Hi sueds, thanks for the questions. You do understand correctly: ContentTracker allows you to micro-manage your content, but it will not provide any faster loading than the default ContentManager.
It overrides ContentManager's protected ReadAsset<T> method which will get called every time an asset is read from disk. This means that when you call Load<Model>(...), the ContentTracker knows that your Model references various Texture and Effect
objects (because internally ReadAsset is called on them) and allows you to interrogate these relationships. It also needs this information to provide the individual content item removal feature: For example, when you remove Model A, it will only remove it's
textures and effects if they are not referenced by any other models. This is called reference counting.
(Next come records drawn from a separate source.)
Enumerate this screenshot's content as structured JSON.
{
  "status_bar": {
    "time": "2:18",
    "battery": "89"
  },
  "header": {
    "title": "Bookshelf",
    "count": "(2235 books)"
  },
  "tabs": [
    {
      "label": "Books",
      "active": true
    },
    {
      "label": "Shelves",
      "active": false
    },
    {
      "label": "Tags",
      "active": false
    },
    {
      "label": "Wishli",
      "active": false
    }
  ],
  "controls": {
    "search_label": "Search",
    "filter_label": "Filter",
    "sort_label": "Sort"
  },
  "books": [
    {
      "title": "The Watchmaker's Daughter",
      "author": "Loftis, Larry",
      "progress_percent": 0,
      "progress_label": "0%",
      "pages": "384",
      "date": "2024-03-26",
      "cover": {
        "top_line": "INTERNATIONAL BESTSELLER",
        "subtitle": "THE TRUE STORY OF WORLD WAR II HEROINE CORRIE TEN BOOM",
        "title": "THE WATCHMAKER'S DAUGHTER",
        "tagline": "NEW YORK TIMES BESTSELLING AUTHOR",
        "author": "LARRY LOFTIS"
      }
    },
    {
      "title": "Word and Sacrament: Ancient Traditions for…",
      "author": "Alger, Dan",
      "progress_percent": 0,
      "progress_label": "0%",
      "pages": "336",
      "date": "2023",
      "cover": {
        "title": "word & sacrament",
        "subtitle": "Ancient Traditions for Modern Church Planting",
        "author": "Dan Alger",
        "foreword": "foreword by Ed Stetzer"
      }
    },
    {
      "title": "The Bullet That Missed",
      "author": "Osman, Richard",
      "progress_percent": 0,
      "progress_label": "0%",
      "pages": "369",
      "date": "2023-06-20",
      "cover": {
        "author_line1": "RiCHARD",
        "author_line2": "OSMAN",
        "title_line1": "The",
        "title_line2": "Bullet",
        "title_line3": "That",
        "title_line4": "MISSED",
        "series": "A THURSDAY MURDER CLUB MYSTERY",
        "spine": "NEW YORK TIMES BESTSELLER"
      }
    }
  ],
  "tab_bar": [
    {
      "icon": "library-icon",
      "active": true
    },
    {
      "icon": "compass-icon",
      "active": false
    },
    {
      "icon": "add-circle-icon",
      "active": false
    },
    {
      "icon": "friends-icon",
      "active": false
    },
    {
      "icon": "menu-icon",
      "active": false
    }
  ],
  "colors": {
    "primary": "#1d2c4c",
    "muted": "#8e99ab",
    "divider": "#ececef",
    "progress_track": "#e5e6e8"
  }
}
As for the threaded loading feature, this is not unique to ContentTracker. Many games will use ContentManager to load their content on a seperate thread. The real feature is when you combine it with individual content removal. The idea (as shown in the demo)
is that you can have a world that continuously streams it's content from disk, whilst also continuosly removing content that is no longer needed. To get the same effect with ContentManager, you'd need to wrap each world chunk in it's own ContentManager and
call Unload() to remove it, but this would also mean that any world chunks could not share their assets - if they wanted the same texture they'd have to each have a copy in memory.
ContentTracker does lend itself for use in an editor (on windows), not so much because of the threaded loading but because of the individual asset removal, and another feature: Source Asset Loading. On windows, this allows you to bypass the XNB files altogether
and directly read X file models, Xml files and Textures from disk.
If you want to read more about the internal workings of ContentTracker, the article on ziggyware is the best bet (http://www.ziggyware.com/readarticle.php?article_id=231).
Feel free to ask any more questions you have about ContentTracker.